In an article last week, the Economist reported that the ferocity of ethnic violence in Karachi, Pakistan, has forced the city’s paramedics to adopt an unusual policy in order to safely operate in the city:
ETHNIC warfare in Pakistan’s most populous city has reached such a level that Karachi’s ambulance service now has to send out a driver matching the racial make-up of the destination district to pick up the victims of gang attacks. Otherwise, the district’s gunmen will not let the ambulance through. Now ambulances themselves are coming under fire, as gangsters try to stop them saving the lives of their enemies.
Health workers, particularly paramedics, operating in areas of insecurity often have to adapt their standard operating procedures. However, this is the first time I have come across “ethnic matching” medics to patients in order to insure their safety during sectarian strife.

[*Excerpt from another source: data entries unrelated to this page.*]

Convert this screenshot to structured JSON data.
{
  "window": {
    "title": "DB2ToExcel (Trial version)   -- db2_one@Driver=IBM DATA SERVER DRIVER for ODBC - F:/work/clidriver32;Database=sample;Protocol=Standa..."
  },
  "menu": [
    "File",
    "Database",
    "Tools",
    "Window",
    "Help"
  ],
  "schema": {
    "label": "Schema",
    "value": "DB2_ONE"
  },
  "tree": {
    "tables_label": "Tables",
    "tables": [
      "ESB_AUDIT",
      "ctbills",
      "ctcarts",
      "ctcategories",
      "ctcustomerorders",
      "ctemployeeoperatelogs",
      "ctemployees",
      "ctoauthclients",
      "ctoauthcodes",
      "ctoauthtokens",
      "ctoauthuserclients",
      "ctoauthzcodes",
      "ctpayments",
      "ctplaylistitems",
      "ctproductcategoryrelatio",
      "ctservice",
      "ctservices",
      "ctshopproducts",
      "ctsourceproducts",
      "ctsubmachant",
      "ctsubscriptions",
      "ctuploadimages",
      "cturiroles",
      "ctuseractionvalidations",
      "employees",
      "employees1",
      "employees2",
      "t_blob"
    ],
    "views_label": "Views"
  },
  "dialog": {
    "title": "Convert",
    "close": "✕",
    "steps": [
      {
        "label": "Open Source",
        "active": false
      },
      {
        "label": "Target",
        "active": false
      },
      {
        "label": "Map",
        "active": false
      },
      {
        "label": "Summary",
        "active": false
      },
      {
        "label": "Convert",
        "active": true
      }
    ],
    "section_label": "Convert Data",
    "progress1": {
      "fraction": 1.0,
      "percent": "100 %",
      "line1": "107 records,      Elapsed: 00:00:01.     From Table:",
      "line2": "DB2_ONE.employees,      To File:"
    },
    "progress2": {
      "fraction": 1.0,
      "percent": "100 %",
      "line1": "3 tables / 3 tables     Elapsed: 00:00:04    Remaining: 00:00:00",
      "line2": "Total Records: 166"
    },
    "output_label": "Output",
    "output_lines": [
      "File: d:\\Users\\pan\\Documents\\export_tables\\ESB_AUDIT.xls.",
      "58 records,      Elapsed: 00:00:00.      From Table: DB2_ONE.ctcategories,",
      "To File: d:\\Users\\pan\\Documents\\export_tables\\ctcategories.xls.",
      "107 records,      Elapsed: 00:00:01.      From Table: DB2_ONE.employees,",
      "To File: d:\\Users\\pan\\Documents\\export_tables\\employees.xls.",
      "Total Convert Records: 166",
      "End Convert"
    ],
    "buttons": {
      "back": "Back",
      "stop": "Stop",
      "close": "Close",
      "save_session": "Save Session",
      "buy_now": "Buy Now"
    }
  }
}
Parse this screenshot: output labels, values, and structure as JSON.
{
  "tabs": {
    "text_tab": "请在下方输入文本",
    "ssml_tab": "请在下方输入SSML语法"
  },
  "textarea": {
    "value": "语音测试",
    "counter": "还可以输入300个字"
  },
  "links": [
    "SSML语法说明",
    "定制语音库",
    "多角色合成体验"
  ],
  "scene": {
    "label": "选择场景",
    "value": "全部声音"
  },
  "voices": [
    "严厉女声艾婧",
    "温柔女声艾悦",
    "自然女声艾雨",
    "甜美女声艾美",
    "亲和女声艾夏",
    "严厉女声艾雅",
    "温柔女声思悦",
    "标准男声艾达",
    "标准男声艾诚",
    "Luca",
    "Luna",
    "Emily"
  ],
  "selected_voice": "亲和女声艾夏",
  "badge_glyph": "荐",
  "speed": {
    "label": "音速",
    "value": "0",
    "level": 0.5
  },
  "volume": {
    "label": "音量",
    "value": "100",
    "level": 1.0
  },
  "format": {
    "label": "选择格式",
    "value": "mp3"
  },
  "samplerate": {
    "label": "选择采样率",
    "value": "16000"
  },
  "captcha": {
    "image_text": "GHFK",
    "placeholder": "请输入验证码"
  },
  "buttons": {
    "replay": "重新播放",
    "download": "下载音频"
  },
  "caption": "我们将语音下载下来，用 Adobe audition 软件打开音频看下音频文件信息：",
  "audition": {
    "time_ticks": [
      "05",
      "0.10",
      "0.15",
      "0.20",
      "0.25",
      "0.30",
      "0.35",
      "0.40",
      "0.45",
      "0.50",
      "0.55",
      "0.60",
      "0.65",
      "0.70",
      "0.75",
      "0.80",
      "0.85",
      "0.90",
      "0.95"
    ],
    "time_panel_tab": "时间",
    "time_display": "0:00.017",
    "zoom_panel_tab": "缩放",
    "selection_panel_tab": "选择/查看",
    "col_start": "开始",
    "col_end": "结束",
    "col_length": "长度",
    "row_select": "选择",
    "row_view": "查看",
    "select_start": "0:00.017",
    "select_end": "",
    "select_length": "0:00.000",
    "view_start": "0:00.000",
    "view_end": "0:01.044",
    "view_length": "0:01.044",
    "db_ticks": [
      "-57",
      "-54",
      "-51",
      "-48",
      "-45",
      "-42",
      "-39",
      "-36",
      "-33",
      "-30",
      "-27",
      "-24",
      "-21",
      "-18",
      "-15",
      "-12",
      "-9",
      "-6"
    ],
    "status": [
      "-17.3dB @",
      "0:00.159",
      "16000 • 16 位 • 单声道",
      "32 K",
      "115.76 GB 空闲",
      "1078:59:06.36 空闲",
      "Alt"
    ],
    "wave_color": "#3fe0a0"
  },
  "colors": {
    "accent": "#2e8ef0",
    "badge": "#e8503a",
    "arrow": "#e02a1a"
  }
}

Christopher R. Albon is a political science Ph.D. specializing in armed conflict, public health, human security, and health diplomacy.